Can online grocery delivery services address 'food deserts'?
For families in transportation-scarce and often low-income areas, there are usually many barriers to fresh, healthy food. In these areas, known as food deserts, grocery stores and farmers’ markets are more than a mile away, and residents often do not have transportation to reach them.
Instead, many rely on what they can get within walking distance or a short bus ride. Dollar stores outnumber grocery stores in many of these communities. The food they sell is rarely nutritious.
“Looking at previous research, we see high rates of obesity in food deserts because people do not have access to healthy food,” says Tawanna Dillahunt, assistant professor of information at the University of Michigan School of Information.
What if the solution is as simple as using an online grocery delivery service?
The first question Dillahunt and her research team wanted to answer is: Are online grocery store delivery services a feasible option for people in areas that suffer from having few transportation options?
“The second, equally important question is whether having access to healthier food would lead to healthier food choices,” says Dillahunt.
The answers? “Possibly ...”
The team, which included Sylvia Simioni, currently a first-year Ph.D. student at UMSI, and Xeucong Xu, a graduating senior in LSA, conducted a small-scale, one-month pilot study of twenty shoppers in low-income areas in southeastern Michigan using Shipt, a service connected with Target and regional grocery store Meijer.
Ten participants agreed to use the delivery service for a month. The remaining ten participants turned over their last month’s worth of grocery receipts to compare food purchases with the orders from the Shipt participants.
Dillahunt says they immediately faced issues with methods of payment.
Several people in the study use Supplemental Nutrition Assistance Program (SNAP) benefits and Electronic Benefits Transfer (EBT) payments. Most online grocery stores do not accept these types of payments. Some participants also did not have access to credit cards, which were required to set up the accounts.
“As researchers, there are a lot of things we have to take into account for populations who don’t have access to resources,” explains Dillahunt. “In this case, we onboarded the participants who used the Shipt service, creating profiles for them and using our credit card to connect them to the service and start them with a purchase balance.”
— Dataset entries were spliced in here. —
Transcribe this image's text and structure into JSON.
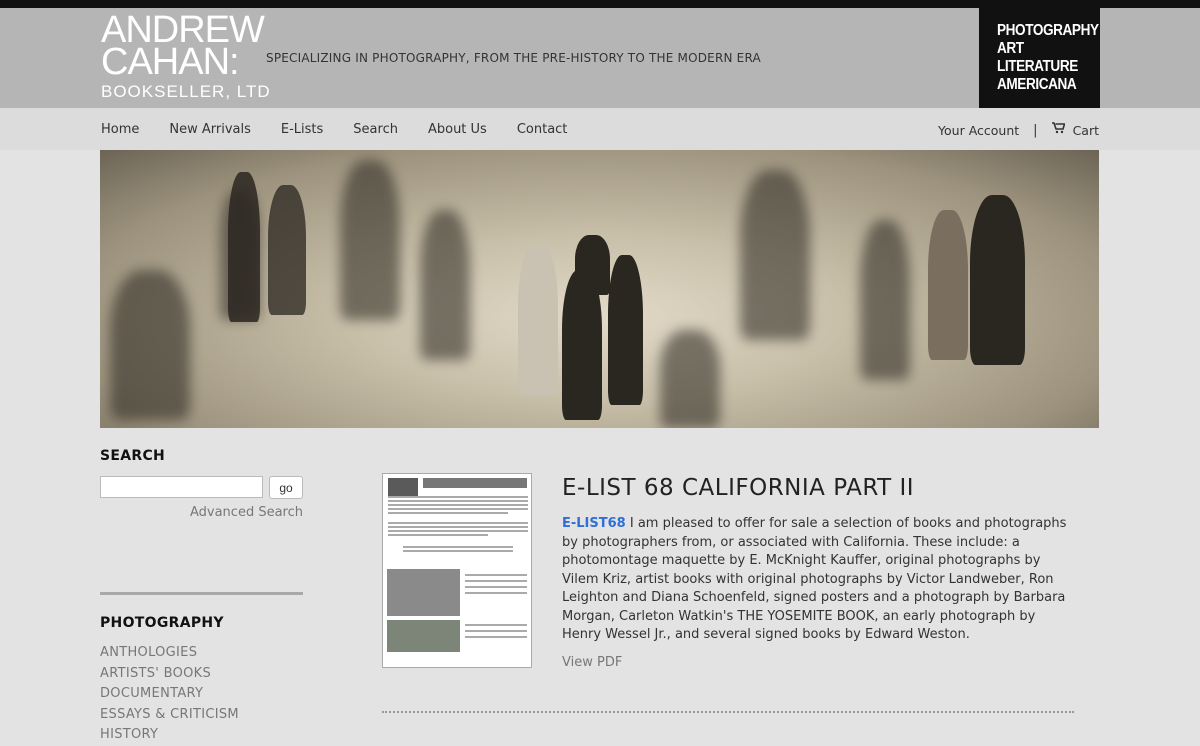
{
  "logo": {
    "line1": "ANDREW",
    "line2": "CAHAN:",
    "line3": "BOOKSELLER, LTD"
  },
  "tagline": "SPECIALIZING IN PHOTOGRAPHY, FROM THE PRE-HISTORY TO THE MODERN ERA",
  "categories": [
    "PHOTOGRAPHY",
    "ART",
    "LITERATURE",
    "AMERICANA"
  ],
  "nav": {
    "items": [
      "Home",
      "New Arrivals",
      "E-Lists",
      "Search",
      "About Us",
      "Contact"
    ],
    "account": "Your Account",
    "separator": "|",
    "cart": "Cart"
  },
  "sidebar": {
    "search_heading": "SEARCH",
    "search_value": "",
    "go_label": "go",
    "advanced": "Advanced Search",
    "photo_heading": "PHOTOGRAPHY",
    "photo_items": [
      "ANTHOLOGIES",
      "ARTISTS' BOOKS",
      "DOCUMENTARY",
      "ESSAYS & CRITICISM",
      "HISTORY"
    ]
  },
  "elist": {
    "title": "E-LIST 68 CALIFORNIA PART II",
    "code": "E-LIST68",
    "body": " I am pleased to offer for sale a selection of books and photographs by photographers from, or associated with California.  These include: a photomontage maquette by E. McKnight Kauffer, original photographs by Vilem Kriz, artist books with original photographs by Victor Landweber, Ron Leighton and Diana Schoenfeld, signed posters and a photograph by Barbara Morgan, Carleton Watkin's THE YOSEMITE BOOK, an early photograph by Henry Wessel Jr., and several signed books by Edward Weston.",
    "view_pdf": "View PDF"
  },
  "colors": {
    "link": "#2f6fd6",
    "header_bg": "#b5b5b5",
    "nav_bg": "#dcdcdc",
    "page_bg": "#e3e3e3"
  }
}
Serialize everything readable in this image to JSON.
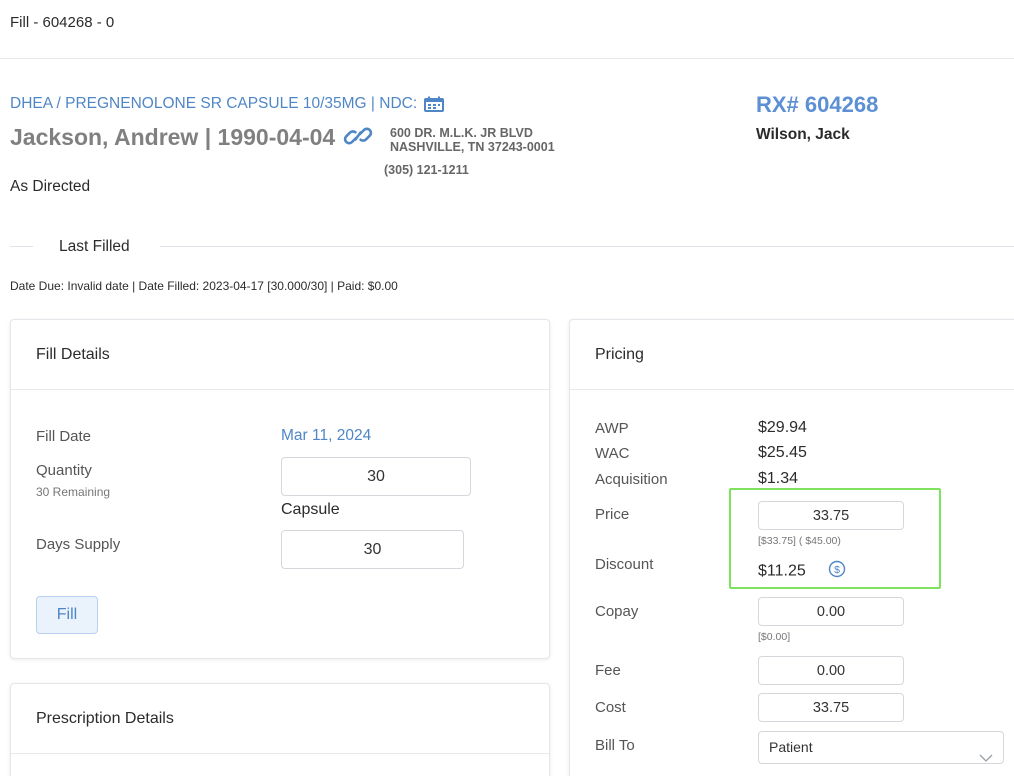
{
  "header": {
    "fill_title": "Fill - 604268 - 0"
  },
  "rx": {
    "drug_line": "DHEA / PREGNENOLONE SR CAPSULE 10/35MG | NDC:",
    "ndc_icon": "barcode-calendar-icon",
    "patient_line": "Jackson, Andrew | 1990-04-04",
    "link_icon": "link-icon",
    "address_line1": "600 DR. M.L.K. JR BLVD",
    "address_line2": "NASHVILLE, TN 37243-0001",
    "phone": "(305) 121-1211",
    "directions": "As Directed",
    "rx_number": "RX# 604268",
    "prescriber": "Wilson, Jack"
  },
  "last_filled": {
    "label": "Last Filled",
    "info": "Date Due: Invalid date | Date Filled: 2023-04-17 [30.000/30] | Paid: $0.00"
  },
  "fill_details": {
    "title": "Fill Details",
    "fill_date_label": "Fill Date",
    "fill_date_value": "Mar 11, 2024",
    "quantity_label": "Quantity",
    "quantity_remaining": "30 Remaining",
    "quantity_value": "30",
    "quantity_unit": "Capsule",
    "days_supply_label": "Days Supply",
    "days_supply_value": "30",
    "fill_button": "Fill"
  },
  "prescription_details": {
    "title": "Prescription Details"
  },
  "pricing": {
    "title": "Pricing",
    "awp_label": "AWP",
    "awp_value": "$29.94",
    "wac_label": "WAC",
    "wac_value": "$25.45",
    "acquisition_label": "Acquisition",
    "acquisition_value": "$1.34",
    "price_label": "Price",
    "price_value": "33.75",
    "price_hint": "[$33.75] ( $45.00)",
    "discount_label": "Discount",
    "discount_value": "$11.25",
    "discount_icon": "dollar-circle-icon",
    "copay_label": "Copay",
    "copay_value": "0.00",
    "copay_hint": "[$0.00]",
    "fee_label": "Fee",
    "fee_value": "0.00",
    "cost_label": "Cost",
    "cost_value": "33.75",
    "bill_to_label": "Bill To",
    "bill_to_value": "Patient"
  },
  "colors": {
    "link_blue": "#4f86c6",
    "rx_blue": "#5c8fd4",
    "highlight_green": "#7ee25f"
  }
}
In interviews, users in the grocery delivery service group reported being happy with the experience and said they would be interested in continuing to use the service, citing convenience, service reliability and quality.
Some noted that prices seemed higher online, which might dissuade them from using the service in the future.
Study limitations prevented the researchers from conducting a statistical comparison of their results; however, descriptive statistics suggest that those in the Shipt group purchased a higher percentage of healthier foods than non-healthy foods; non-Shipt participants purchased more unhealthy items than healthy.
“This was a surprise from the study,” says Dillahunt. “We can’t be sure if this was a function of having healthier food accessible, or if people are more selective when purchasing online. It’s possible that this type of shopping removes impulsive shopping habits, especially for those with children, and people are less likely to buy sweet cereals, for instance.”
More research in this area is needed, Dillahunt says, especially as this study was limited in scope. But even with its size limitations, this study was able to show that an affordable grocery delivery model could serve as a solution for improving access to healthy foods in low-resource communities, presuming accommodations could be made to accept payments other than credit cards.
“I’ve been talking to some community partners about how we could use and improve this model,” says Dillahunt. “One idea is to have non-profits serve as a hub to provide access to these delivery services. What if a community center could aggregate orders, have the groceries delivered to a central neighborhood spot, and accept cash payments from community members?”
“Online Grocery Delivery Services: An Opportunity to Address Food Disparities in Transportation-scarce Areas” received a Best Paper award at the ACM CHI 2019 conference.
Best Paper awards go to the top one percent of accepted papers at CHI, the top international conference on Human-Computer Interaction. The authors will present their paper on Monday, May 6, at 4 pm at the 2019 CHI conference in Glasgow, Scotland.
- Jessica Webster, UMSI PR Specialist